The second option showed how far a bus was from the stop so that just by glancing at his watch the user could see whether or not he would have to run for it — one participant said he learned to adjust his walking pace to what he saw on the device.
The third interface, finally, was aimed at those who prefer a more orderly existence and prefer to see exactly where the buses are. This device was set up in the home, enabling the user to see the distance of buses from his stop: some were just arriving, while others were quite a long way away. This enabled him to judge his timing exactly to what else he wanted to do.
It was significant that the basic system was designed so that different people could use it in different ways. One bus project participant liked to fill her time, so used her device to save as much time as possible. Another was utterly time-unaware, never punctual, but enjoyed the fact that he could use the device to make sure he would catch a bus late at night when they were infrequent.
It was an ideal example of how a theoretical idea can be carried into a real context to explore its feasibility. Did people like it? Was it useful? What problems did the interface pose?

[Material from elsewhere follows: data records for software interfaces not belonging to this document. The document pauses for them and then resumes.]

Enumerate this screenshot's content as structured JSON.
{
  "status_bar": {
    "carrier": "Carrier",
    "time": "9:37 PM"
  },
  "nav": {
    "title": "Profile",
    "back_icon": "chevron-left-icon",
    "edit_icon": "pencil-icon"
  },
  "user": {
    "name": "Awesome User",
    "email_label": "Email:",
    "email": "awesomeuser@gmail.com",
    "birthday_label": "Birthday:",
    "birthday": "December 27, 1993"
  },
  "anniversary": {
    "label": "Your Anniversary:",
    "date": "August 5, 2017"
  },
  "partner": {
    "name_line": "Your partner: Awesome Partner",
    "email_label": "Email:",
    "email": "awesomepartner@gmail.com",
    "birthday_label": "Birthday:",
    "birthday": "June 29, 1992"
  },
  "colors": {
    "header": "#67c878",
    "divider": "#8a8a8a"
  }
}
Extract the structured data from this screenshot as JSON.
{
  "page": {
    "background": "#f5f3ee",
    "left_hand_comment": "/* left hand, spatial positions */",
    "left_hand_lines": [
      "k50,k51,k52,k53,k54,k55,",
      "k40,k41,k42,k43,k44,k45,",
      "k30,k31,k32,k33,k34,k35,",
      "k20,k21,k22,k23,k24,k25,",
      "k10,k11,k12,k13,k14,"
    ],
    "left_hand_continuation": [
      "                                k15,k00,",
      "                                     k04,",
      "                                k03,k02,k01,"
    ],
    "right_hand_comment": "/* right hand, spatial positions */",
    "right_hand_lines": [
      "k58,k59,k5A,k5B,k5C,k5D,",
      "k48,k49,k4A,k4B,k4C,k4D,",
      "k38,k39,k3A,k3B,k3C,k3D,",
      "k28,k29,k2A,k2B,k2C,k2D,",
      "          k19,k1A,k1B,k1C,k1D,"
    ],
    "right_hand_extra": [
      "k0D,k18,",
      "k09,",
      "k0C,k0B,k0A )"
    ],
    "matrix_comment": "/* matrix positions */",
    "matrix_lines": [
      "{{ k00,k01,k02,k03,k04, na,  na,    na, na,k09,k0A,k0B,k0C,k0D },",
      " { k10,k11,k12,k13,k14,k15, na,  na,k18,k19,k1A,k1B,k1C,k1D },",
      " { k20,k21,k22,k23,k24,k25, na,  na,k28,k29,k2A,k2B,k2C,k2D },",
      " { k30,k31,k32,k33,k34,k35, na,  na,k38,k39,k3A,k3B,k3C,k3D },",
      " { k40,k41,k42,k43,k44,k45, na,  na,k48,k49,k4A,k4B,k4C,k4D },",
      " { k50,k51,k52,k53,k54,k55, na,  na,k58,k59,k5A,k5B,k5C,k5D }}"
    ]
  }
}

We hope to introduce it eventually to a broader range of communities and applications.
Making design research work in real time
We have discovered through this kind of research that a major difficulty in transferring this knowledge to companies is often that researchers are not interested in the market, while those who work within the market are so close to it that they cannot see the point of more speculative ideas.
We are increasingly convinced that the great benefits to be gained from the new technologies — to companies, users and society as a whole — will come from a greater understanding between these two groups, and that these shared insights will be gained by their working together on interaction design projects.